Joan, of course, is all woman. Christina Hendricks' Rubenesque figure is poured into a series of mainly jewel-coloured fitted dresses. There is an oriental feel to some of her outfits and accessories, such as her floral kimono and the stunning ice-blue Cheongsam she wears to dinner. As such, we think the striking GUSTOKO by Paula Figueras Mei clutch would appeal to her sense of style.
Megan represents the future. She always looks perfectly put together yet her style appears effortless and there’s a strong streak of artistic flair in many of her looks. We think the controlled chaos of the colourful Baguio beach pouch by GUSTOKO is a great match for Megan.
Running for 10 seasons Mad Men won 16 Emmys from a vast 116 nominations. Although it was nominated for ‘Outstanding Costumes for a Series’ multiple times, it never won. A travesty, if you ask us.
Frankly, we could write several columns on the fabulous fashions showcased by the stunning women of the show. We haven’t even touched on Roger’s second wife Jane Siegel, nor the many women Don ‘loved’ and lost but never married.
For now, though, we’ll move on to another show that showcased 1960s fashion.
The Queen’s Gambit
Anya Taylor Joy became a fashion icon and was catapulted to superstar status for her arresting performance as Beth Harmon in The Queen’s Gambit.
As you would expect from a show and a character centred around chess in the 1960s, geometric prints, particularly checks, feature heavily.
Once she started making money, Beth spent it mainly on aesthetics - either clothes or furniture and accessories for her home.
Since a bag is unnecessary for a chess competition, sunglasses, hats, and headscarves feature more prominently than handbags. It is the absence of handbags that makes those shown so special.
We get a tantalising glimpse of a clutch bag here and then when Beth is socialising or shopping, but she’s most often shown carrying nothing, or a small suitcase.
In Paris and Russia toward the end of the series, she ups the style stakes once again. We’re treated to a beautiful black and white bag, worn with the iconic pink checkerboard coat. It makes a second appearance with another outfit, and Beth also carries a white, fan-shaped handbag.
The final scene sees Beth dressed in a white coat and hat, emulating the shape of the white Queen in chess.
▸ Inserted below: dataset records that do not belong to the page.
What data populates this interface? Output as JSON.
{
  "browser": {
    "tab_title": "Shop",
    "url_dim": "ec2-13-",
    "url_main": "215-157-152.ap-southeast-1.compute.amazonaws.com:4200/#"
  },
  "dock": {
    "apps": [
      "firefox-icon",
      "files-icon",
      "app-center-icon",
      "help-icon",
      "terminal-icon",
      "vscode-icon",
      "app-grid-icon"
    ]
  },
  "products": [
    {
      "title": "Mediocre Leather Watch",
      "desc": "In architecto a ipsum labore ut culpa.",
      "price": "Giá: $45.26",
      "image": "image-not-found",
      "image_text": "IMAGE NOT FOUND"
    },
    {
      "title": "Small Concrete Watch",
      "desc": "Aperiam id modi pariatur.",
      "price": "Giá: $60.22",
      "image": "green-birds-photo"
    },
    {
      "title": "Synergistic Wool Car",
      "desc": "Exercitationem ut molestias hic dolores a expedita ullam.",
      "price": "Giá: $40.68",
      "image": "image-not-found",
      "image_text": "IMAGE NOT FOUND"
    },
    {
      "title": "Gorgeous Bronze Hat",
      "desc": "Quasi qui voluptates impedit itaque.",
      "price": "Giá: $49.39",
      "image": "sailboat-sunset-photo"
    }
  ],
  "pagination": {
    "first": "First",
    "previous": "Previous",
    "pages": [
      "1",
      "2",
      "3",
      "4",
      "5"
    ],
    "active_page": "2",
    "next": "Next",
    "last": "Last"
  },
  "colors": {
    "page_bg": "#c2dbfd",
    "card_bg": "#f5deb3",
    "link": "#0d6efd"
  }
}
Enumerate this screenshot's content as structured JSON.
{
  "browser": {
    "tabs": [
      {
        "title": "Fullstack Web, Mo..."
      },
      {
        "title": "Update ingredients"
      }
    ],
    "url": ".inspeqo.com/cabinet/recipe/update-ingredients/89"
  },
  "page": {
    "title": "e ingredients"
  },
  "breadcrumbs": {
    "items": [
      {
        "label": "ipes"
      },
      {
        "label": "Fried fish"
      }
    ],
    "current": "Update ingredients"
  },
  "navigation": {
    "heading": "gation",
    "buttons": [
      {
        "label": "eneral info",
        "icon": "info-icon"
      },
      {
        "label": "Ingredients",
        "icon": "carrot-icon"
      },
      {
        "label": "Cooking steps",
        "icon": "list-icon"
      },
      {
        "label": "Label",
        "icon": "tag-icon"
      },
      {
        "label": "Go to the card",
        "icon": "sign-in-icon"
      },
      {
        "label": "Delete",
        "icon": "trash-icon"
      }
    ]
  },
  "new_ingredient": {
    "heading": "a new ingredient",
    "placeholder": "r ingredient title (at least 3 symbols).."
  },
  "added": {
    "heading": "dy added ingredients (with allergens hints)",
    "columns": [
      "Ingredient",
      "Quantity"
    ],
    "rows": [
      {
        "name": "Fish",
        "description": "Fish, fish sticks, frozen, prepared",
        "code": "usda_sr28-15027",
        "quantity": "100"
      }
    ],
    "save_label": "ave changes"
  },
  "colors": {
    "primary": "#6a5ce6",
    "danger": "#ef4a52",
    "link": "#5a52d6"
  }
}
Once again, her hands are unencumbered (where does she keep her keys?!) to preserve the silhouette.
If we were to choose a Sophie Summer handbag for Beth, we’d have to go with the Juanma tassel tote.
Not only is black and white, but it’s a timeless design, perfect for the beach, should Beth take a relaxing holiday - and we think she should!
So there you have it. Do you agree with our picks? Are there any other shows you’d like us to cover? Let us know in the comments!
In the meantime, you can check out the full Sophie Summer bag collection and binge these classic shows on your preferred streaming system.